My laptop’s battery died.
That’s how long it had been since I turned it on.
Now, as a writer, this feels horrifying, like I’ve somehow let down the castle gates and the dark trolls of laziness snuck in behind me.
On the other hand, as a father, it lets me know I’m doing my job well.
Because, how do you turn away from this face?
Or this one?
Clearly, not happy.
I gave myself a week. 2020 came, kicking the door in with prospects of WWIII, and I said a week. One week was enough time to remind myself, “Hey, you’re still a new dad. You don’t have this completely figured out yet. You want to keep writing but sometimes that isn’t always going to be possible and making a huge commitment that only falls apart because you have to change 4700 diapers a day is not good for your mental health. Take a week and think about what you really want.”
I’ve been a dad. Now I want to be a Writer Dad.
My tutoring schedule has been greatly reduced, allowing me to spend afternoons taking care of the boys.
Where does the writing fit in? Well, as of writing, right now one of them is feeding and the other is about to wake up from his 92 minute nap. (They’re in the middle of a growth spurt so sleep is minimal and eating is MAXIMAL.) I found my moment and I took my shot.
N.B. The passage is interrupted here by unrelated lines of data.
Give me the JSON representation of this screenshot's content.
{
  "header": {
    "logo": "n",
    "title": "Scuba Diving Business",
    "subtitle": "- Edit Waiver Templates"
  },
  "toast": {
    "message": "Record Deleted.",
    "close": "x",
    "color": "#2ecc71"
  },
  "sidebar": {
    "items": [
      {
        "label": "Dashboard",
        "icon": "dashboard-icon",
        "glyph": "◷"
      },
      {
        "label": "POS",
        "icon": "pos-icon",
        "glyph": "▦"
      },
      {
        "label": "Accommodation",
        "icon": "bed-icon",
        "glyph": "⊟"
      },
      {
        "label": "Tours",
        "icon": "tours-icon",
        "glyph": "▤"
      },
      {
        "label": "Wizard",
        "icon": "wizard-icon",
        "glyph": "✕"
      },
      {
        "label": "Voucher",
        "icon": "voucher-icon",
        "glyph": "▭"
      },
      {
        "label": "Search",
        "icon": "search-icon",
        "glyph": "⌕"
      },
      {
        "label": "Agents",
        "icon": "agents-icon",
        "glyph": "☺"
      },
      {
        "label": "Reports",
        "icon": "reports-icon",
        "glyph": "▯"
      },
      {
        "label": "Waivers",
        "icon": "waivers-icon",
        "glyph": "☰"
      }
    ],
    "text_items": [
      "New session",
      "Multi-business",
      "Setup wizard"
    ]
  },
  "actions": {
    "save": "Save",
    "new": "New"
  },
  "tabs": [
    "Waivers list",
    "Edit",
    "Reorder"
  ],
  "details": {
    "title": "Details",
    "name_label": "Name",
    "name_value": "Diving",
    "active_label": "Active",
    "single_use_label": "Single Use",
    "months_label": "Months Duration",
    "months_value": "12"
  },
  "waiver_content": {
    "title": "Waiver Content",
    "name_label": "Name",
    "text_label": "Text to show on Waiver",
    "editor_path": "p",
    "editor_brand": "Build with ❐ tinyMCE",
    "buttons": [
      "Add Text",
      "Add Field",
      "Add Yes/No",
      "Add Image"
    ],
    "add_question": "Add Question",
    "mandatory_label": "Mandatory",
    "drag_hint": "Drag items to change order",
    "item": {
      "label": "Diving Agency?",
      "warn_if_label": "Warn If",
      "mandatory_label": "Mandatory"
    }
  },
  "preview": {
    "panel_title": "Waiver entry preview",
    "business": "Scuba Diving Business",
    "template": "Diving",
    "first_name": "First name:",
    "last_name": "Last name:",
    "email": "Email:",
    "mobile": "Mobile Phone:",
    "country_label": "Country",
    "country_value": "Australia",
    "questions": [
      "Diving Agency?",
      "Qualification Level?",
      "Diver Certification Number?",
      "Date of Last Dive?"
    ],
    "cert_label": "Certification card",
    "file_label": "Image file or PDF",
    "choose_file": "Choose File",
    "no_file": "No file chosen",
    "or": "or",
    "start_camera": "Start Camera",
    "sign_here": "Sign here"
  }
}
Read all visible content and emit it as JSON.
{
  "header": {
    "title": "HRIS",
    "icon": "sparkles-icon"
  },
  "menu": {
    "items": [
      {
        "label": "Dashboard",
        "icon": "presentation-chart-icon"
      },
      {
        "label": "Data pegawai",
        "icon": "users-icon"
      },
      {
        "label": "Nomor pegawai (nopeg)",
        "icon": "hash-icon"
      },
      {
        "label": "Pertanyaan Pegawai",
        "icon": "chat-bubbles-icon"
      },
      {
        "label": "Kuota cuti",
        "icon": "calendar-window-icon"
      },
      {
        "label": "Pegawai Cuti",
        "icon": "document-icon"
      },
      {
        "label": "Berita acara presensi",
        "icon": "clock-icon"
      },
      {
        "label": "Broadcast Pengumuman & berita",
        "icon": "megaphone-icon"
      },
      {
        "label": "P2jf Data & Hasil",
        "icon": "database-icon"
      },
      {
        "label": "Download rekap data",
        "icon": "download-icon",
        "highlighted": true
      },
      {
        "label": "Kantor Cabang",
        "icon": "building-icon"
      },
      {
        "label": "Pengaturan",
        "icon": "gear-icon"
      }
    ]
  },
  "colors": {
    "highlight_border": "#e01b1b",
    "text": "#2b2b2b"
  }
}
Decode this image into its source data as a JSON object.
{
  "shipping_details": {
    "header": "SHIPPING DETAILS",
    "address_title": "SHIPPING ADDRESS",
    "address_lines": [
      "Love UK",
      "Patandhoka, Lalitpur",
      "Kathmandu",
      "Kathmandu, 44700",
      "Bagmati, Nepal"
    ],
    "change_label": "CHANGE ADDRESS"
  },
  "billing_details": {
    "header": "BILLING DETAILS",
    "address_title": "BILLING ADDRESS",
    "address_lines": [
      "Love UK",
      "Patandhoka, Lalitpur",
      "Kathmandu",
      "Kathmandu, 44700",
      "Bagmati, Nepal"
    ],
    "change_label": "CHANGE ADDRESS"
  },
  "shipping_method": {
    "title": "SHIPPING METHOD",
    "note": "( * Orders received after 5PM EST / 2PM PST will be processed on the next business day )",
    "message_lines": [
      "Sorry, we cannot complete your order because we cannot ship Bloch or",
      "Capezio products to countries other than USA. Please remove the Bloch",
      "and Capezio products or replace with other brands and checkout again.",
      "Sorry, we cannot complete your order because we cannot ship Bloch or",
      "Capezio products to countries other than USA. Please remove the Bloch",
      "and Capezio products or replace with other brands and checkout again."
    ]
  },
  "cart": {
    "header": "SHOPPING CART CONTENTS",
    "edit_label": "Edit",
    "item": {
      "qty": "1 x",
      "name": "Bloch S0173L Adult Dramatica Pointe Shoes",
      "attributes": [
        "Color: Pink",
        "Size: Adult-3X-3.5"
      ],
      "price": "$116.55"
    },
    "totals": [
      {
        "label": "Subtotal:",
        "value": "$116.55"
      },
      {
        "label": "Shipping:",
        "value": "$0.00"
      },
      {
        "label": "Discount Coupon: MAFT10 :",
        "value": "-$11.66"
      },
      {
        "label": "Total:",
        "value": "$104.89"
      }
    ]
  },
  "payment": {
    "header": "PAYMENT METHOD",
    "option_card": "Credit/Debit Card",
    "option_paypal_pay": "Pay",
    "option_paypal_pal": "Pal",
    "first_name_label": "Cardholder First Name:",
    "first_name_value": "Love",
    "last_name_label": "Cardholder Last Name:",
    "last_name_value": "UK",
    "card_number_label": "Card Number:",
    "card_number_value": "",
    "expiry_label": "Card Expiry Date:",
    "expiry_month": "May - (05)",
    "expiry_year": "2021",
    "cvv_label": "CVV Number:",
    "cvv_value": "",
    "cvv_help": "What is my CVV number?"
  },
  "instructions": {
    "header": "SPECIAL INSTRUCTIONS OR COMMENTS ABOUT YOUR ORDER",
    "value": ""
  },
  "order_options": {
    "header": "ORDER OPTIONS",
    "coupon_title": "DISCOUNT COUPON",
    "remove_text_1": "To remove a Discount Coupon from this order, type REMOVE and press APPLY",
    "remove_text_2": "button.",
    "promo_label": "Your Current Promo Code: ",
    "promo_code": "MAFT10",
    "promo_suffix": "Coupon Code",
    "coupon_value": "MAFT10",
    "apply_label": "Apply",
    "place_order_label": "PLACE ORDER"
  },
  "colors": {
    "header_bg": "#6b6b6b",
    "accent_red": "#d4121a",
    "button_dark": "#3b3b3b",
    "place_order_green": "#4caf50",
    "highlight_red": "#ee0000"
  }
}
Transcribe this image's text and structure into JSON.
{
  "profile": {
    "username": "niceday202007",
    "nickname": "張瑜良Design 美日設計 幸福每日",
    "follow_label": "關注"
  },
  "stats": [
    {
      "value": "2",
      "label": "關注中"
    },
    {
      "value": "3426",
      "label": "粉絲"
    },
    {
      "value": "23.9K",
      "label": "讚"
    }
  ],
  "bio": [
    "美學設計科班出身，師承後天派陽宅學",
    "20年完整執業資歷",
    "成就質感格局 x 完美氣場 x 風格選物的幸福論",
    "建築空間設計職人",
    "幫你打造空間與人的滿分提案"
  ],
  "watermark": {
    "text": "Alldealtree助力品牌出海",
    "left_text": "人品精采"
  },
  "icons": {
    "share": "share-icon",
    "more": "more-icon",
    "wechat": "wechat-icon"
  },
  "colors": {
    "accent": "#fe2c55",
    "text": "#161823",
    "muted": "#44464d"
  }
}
This short blog is my writing. Later on, it’ll be setting up my 2020 Bullet Journal for the year. I’m using a Leuchtturm 1917 with lined paper.
I’m going to become a writer. To do that, I write. Whenever I can. If I have a moment, if I don’t completely feel like the walking dead, if my hands can clack on a keyboard and my fingers can pick up a pen, then I will do what I can.
Let’s start small. Daily: 15 minutes with a notebook. 15 minutes at a computer. I can do that. My boys should allow me do to do that. If I can do more, great, if I can’t, also great. But I will expect nothing more from this Writer Dad than 15 minutes with a pen & paper and 15 minutes with an open Notebook document.
I’m gonna uppercut it in its stupid face.
Thanks for reading,